On the second Sunday of March, Hodare — a 2.2-meter tall phallic statue that weighs approximately 600kg — is paraded around this small village, Shimoraiden, in Niigata.
Note: For 2024, the festival will be reduced slightly in size.
This festival celebrates fertility, be it fruitful agriculture or a fruitful womb, and so starts with rituals.
First, a rope is wrapped around an 800-year-old cedar tree and blessings are made. Hodare — who we all came to admire — is then made into a mikoshi (portable shrine) and carried down the street by the local men.
Women touch the shrine as it passes in hopes it will help their fertility and a lucky few are allowed to straddle it — although they must pre-register, be women married for less than a year, and be hoping for a baby.
But the fun doesn’t stop at the parade: Sake, udon, and other Japanese festival staples are on offer, as well as a mix of both “naughty” and serious souvenirs.
The rituals begin at 11 a.m. at the small Hodare Shrine. The mikoshi will start moving at 12:40 p.m. and travel around the village — finishing around 2 p.m.
How to get there
Getting to Nagaoka from Tokyo is pretty easy — only 1 hour and 40 minutes via the Jōetsu Shinkansen.
But the only way to access the shrine is by bus from Nagaoka Station (East Exit). Take Line 4 and get off in front of Tochio Garage (40 minutes), then take the Kuriyamazawa Line to Shimoraiden (15 minutes).
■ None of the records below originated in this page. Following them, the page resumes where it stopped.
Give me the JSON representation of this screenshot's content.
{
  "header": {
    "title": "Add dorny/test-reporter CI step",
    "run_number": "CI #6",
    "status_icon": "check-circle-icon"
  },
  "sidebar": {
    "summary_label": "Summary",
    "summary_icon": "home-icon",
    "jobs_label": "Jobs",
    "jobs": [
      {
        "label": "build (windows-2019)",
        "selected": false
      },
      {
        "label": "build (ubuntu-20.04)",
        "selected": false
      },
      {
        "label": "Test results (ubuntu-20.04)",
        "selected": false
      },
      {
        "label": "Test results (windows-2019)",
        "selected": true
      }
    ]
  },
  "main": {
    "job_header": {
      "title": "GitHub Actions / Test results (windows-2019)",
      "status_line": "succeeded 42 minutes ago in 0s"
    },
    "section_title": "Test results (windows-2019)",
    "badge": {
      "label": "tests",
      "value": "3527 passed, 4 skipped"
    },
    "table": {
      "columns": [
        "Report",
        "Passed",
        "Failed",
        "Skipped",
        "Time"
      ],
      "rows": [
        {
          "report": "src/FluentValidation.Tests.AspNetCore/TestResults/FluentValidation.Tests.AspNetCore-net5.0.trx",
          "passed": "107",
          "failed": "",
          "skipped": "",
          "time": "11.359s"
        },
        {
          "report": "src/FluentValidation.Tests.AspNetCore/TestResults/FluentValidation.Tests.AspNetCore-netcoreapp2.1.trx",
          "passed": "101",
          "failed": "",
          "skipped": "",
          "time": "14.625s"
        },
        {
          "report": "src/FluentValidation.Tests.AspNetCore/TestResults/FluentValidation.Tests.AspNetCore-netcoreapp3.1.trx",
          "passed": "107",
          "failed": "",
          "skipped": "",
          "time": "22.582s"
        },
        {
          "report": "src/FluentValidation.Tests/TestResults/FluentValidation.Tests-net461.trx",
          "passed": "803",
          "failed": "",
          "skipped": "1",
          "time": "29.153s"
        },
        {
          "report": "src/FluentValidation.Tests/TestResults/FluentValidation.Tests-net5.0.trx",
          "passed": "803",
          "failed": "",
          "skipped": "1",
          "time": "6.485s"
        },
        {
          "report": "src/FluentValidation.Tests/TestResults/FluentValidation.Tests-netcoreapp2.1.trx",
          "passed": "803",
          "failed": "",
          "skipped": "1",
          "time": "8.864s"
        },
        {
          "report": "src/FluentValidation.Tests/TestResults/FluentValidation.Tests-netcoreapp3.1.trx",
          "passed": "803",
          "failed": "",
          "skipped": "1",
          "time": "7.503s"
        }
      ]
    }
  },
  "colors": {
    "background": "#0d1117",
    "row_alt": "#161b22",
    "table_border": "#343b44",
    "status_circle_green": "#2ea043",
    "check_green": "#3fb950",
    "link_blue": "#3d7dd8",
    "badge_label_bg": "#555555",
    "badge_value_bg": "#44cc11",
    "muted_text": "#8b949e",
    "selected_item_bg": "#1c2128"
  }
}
The official website gives you some suggested times for access on the day, but you can also check the timetable yourself.Organizers may cancel events, alter schedules, or change admission requirements without notice. Always check official sites before heading to an event.